Dozens of patients at Barnet and Chase Farm Hospitals NHS Trust in London went untreated for at least six months after the hospital introduced new Cerner IT systems under the NHS’ £12.7 billion ($23.83 billion) National Program for IT, according to Computer Weekly.
Barnet and Chase did not see or treat patients within government-imposed 26 week limits following difficulties with its roll-out of the Cerner Millennium Care Records Service. Barnet was the first in the capital to go live with the system under the National Program for IT (NPfIT).
The staff at Barnet and Chase was unaware of the problem for up to five months because they could not produce monthly information on patients, who had been waiting too long for treatment following the roll-out.
Cerner said in an official statement that “any program of this size and complexity takes time, and inevitably there will be issues that need to be worked through.”
The hosptials’ board paper said: "The introduction of a new Patient Administration System meant the [Barnet and Chase Farm Hospitals NHS] Trust was unable to produce monthly waiting time data between July 2007 and January 2008…The production of the waiting time data in February revealed a significant number of waiting time breaches which had occurred there were 63 inpatient breaches.”
Barnet and Chase Farm hospitals had 8,500 extra complaints from patients, largely because of delays in making follow-on appointments after introducing the Cerner Millenium Care Records Service. The hospitals did not re-admit patients whose operations were cancelled at the last minute, within 28 days, as required by government guidelines.
Computer Weekly reported that a surveillance system - for tracking patients whose operations were cancelled at the last minute by the hospital for non-clinical reasons - was not working in the Cerner Care Records Service.
Implementations in London and the south of England of the Cerner system - which has been partially modified for use in the United Kindgom - has caused disruption at several trusts including the Royal Free at Hampstead, Barts, where some cancer appointments were delayed.
“Any issues of performance or concerns about functionality are addressed jointly by Cerner, our partners and NHS CFH in partnership with the Trust. Cerner has dedicated personnel onsite within Trusts who work with staff and clinicians to help ensure implementations are as smooth as possible and to address any concerns that may arise,” Cerner said.

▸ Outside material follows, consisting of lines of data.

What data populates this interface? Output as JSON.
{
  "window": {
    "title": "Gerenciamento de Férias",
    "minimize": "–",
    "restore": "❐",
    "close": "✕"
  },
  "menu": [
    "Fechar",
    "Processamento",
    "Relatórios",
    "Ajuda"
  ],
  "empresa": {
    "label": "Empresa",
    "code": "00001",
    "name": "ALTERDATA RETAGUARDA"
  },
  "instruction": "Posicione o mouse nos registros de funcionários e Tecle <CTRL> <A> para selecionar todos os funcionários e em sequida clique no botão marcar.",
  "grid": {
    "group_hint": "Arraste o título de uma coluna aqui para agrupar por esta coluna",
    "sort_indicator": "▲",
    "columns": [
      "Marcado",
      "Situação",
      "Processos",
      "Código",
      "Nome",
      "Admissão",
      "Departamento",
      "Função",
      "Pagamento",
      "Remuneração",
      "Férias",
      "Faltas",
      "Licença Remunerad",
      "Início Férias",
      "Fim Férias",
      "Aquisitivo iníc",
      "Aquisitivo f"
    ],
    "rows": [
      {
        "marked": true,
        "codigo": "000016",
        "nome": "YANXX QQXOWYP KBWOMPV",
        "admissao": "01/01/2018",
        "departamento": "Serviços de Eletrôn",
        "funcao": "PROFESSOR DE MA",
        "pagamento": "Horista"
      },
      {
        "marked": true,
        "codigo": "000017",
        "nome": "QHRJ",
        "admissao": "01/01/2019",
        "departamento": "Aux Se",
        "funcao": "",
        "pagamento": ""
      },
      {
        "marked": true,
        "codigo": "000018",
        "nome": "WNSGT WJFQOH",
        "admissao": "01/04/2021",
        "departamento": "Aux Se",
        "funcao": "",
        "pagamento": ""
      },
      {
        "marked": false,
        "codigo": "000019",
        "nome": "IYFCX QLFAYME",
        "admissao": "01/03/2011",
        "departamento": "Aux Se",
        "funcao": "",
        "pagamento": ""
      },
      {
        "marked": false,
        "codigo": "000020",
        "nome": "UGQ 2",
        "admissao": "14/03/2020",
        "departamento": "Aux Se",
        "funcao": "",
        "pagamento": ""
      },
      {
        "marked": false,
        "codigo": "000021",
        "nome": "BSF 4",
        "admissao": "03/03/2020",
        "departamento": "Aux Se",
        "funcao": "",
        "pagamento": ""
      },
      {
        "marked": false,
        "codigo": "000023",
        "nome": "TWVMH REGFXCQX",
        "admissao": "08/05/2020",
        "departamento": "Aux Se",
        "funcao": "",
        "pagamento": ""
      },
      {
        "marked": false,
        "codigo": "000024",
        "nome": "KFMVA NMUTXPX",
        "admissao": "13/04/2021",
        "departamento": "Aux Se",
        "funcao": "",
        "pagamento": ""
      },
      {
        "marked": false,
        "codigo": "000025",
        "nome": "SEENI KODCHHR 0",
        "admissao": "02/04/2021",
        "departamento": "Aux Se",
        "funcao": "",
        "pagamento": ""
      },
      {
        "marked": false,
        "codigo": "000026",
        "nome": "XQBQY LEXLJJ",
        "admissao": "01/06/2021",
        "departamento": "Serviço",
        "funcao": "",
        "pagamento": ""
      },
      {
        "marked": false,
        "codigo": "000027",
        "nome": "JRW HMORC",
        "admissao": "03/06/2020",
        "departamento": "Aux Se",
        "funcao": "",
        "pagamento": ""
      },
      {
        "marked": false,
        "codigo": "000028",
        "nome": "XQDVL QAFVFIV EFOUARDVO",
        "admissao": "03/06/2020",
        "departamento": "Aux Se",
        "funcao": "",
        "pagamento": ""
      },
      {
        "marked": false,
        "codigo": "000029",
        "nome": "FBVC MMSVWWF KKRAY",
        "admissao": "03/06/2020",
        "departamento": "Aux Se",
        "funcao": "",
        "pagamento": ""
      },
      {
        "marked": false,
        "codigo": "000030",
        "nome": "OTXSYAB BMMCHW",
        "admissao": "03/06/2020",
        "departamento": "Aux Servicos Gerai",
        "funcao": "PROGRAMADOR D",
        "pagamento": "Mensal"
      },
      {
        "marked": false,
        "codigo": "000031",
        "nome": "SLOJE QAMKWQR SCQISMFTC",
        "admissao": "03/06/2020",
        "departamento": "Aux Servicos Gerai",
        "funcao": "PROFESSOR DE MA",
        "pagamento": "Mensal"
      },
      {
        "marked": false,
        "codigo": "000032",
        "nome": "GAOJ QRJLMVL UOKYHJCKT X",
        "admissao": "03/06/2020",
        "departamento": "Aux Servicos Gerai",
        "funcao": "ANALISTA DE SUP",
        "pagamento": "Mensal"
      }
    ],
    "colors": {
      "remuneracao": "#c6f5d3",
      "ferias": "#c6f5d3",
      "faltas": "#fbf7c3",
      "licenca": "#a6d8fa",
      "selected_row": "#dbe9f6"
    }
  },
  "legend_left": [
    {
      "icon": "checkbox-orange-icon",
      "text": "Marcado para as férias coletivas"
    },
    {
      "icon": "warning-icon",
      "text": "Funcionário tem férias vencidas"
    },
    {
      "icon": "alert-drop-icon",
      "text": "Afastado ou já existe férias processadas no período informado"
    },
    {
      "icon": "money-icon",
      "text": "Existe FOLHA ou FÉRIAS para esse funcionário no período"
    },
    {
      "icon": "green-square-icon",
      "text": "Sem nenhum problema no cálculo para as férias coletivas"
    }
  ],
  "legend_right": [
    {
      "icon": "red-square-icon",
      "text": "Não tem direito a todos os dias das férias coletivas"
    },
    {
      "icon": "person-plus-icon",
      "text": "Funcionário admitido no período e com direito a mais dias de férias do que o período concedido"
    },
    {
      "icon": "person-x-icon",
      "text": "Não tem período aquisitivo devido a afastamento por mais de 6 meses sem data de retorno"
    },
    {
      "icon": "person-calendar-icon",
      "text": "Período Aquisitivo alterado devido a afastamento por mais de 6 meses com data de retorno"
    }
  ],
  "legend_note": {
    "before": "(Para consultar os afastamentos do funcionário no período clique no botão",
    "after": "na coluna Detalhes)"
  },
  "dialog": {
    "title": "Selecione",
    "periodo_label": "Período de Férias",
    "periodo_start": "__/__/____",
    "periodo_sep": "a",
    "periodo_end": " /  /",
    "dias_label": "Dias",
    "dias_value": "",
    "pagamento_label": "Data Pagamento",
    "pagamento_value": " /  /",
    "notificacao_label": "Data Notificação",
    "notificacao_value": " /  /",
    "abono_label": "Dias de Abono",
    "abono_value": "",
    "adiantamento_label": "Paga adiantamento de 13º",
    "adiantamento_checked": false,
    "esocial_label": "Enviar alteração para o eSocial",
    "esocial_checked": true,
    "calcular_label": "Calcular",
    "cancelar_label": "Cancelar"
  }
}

Barnet and Chase Farm executives said that the Cerner system requires staff to change the way they work.
“Teething problems are to be expected. However, it is clear that the patients and clinicians are beginning to see the potential benefits of the system,” NHS Connecting for Health which runs part of the NPfIT.
“We continue to work side by side with NHS Connecting for Health and our program delivery partners, such as BT in London, to help deliver a modern, effective and integrated technology infrastructure that puts the patient firmly at the heart of the NHS,” according to Cerner.